A community organisation formed for the principle of co-operation can incorporate as a co-operative under the Co-operatives National Law (South Australia) Act 2013 (SA). The Co-operatives National Law is contained in Schedule 1 of the Act.
Principles of co-operation are defined in cl 10 of the Schedule. The organisation may be a distributing co-operative (formerly called a trading co-operative) or a non-distributing co-operative (fromerly a non-trading co-operative) [cl 17]. In South Australia, the majority of co-operatives to date have been agricultural or trade organisations. An example of a non-distributing co-operative would be a 'peak' body whose members are organisations with similar aims. Unlike associations, a co-operative may be a for profitbody which can distribute its profits amongst its members in several ways.
A co-operative must have a board of directors. Directors and officers of a co-operative have similar duties to those of incorporated associations. Normally, each member has only one vote, irrespective of the number of shares (if any) the member holds in the co-operative.
The forms for applying for registration as a co-operative are available from the Corporate Affairs Commission (part of Consumer and Business Services). The procedure for applying is explained in the form. Incorporated co-operatives must provide annual audits and periodic returns unless exemption is obtained from the Corporate Affairs Commission.
Further information is available from the Consumer and Business Services Co-operatives page.
A group that intends to incorporate as a co-operative may find it necessary to obtain legal assistance as the requirements make incorporating and operating a co-operative relatively complex.
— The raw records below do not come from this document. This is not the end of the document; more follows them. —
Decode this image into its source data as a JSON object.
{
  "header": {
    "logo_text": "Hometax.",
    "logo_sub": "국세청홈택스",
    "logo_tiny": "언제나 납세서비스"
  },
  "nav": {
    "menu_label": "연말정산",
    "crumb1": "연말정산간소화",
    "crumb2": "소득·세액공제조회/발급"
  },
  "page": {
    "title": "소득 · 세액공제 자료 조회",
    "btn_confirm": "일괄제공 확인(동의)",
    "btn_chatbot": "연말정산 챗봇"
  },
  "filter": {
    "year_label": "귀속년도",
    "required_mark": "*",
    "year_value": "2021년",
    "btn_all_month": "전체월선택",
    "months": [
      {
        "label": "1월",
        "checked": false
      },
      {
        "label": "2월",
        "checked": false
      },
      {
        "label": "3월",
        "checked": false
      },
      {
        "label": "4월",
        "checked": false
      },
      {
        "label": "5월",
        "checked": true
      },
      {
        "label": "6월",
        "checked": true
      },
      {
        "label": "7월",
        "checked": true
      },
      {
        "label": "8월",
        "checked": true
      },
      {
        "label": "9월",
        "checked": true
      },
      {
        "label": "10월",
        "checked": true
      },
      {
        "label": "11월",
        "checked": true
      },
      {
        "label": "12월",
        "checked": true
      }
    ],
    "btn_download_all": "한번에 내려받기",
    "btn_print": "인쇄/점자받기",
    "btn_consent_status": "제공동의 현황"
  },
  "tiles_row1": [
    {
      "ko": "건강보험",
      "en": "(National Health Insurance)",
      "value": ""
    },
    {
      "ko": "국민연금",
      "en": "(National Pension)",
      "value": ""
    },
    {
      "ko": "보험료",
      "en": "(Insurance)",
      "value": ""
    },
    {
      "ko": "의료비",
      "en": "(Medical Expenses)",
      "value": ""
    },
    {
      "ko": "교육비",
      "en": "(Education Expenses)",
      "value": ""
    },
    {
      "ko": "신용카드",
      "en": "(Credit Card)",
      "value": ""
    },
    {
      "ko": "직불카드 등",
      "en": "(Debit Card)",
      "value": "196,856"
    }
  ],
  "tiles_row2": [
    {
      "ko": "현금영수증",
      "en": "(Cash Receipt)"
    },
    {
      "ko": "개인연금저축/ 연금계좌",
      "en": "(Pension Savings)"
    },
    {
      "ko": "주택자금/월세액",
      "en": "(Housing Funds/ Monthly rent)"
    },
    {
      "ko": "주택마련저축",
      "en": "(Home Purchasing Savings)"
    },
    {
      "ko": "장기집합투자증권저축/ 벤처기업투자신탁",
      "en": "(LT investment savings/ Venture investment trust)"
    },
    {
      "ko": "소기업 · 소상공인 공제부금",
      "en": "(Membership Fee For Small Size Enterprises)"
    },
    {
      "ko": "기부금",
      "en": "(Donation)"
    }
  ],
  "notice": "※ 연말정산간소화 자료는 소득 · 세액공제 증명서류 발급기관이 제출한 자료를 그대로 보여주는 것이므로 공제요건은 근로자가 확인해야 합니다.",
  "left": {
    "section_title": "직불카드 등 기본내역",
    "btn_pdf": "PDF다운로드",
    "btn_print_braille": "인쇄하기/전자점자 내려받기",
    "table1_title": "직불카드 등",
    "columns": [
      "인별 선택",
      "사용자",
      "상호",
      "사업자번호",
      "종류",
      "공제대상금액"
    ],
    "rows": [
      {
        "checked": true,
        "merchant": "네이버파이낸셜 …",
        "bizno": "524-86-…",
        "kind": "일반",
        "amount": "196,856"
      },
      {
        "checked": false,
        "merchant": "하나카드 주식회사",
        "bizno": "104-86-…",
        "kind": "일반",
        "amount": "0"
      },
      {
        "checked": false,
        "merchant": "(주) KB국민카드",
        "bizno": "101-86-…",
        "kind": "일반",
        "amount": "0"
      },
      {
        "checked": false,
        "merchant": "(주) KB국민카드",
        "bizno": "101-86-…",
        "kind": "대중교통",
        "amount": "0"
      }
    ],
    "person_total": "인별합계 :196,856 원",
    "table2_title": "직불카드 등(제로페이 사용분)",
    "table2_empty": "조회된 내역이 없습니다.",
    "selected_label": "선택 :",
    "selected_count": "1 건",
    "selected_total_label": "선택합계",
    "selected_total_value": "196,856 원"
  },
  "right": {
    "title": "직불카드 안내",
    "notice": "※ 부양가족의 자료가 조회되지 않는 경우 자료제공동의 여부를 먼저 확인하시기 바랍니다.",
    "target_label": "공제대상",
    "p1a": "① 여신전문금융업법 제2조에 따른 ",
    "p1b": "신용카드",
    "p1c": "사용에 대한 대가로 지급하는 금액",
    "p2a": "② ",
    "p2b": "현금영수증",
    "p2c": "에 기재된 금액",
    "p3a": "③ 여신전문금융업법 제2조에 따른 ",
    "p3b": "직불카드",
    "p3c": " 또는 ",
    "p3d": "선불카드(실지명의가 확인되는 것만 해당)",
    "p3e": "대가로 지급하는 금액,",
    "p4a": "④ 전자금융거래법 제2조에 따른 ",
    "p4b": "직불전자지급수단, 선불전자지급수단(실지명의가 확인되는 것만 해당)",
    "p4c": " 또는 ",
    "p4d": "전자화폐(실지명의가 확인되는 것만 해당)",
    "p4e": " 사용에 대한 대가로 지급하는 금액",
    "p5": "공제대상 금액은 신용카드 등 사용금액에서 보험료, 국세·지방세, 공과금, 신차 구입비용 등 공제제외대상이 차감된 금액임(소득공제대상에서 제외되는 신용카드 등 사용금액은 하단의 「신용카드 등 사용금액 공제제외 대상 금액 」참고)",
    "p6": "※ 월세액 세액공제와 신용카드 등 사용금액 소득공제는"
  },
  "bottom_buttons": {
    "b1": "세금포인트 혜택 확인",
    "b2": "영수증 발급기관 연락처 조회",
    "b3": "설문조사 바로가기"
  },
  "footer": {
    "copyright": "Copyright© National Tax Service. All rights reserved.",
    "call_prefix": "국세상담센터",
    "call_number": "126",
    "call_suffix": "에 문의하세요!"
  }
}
The content of the Law Handbook is made available as a public service for information purposes only and should not be relied upon as a substitute for legal advice. See Disclaimer for details. For free and confidential legal advice in South Australia call 1300 366 424.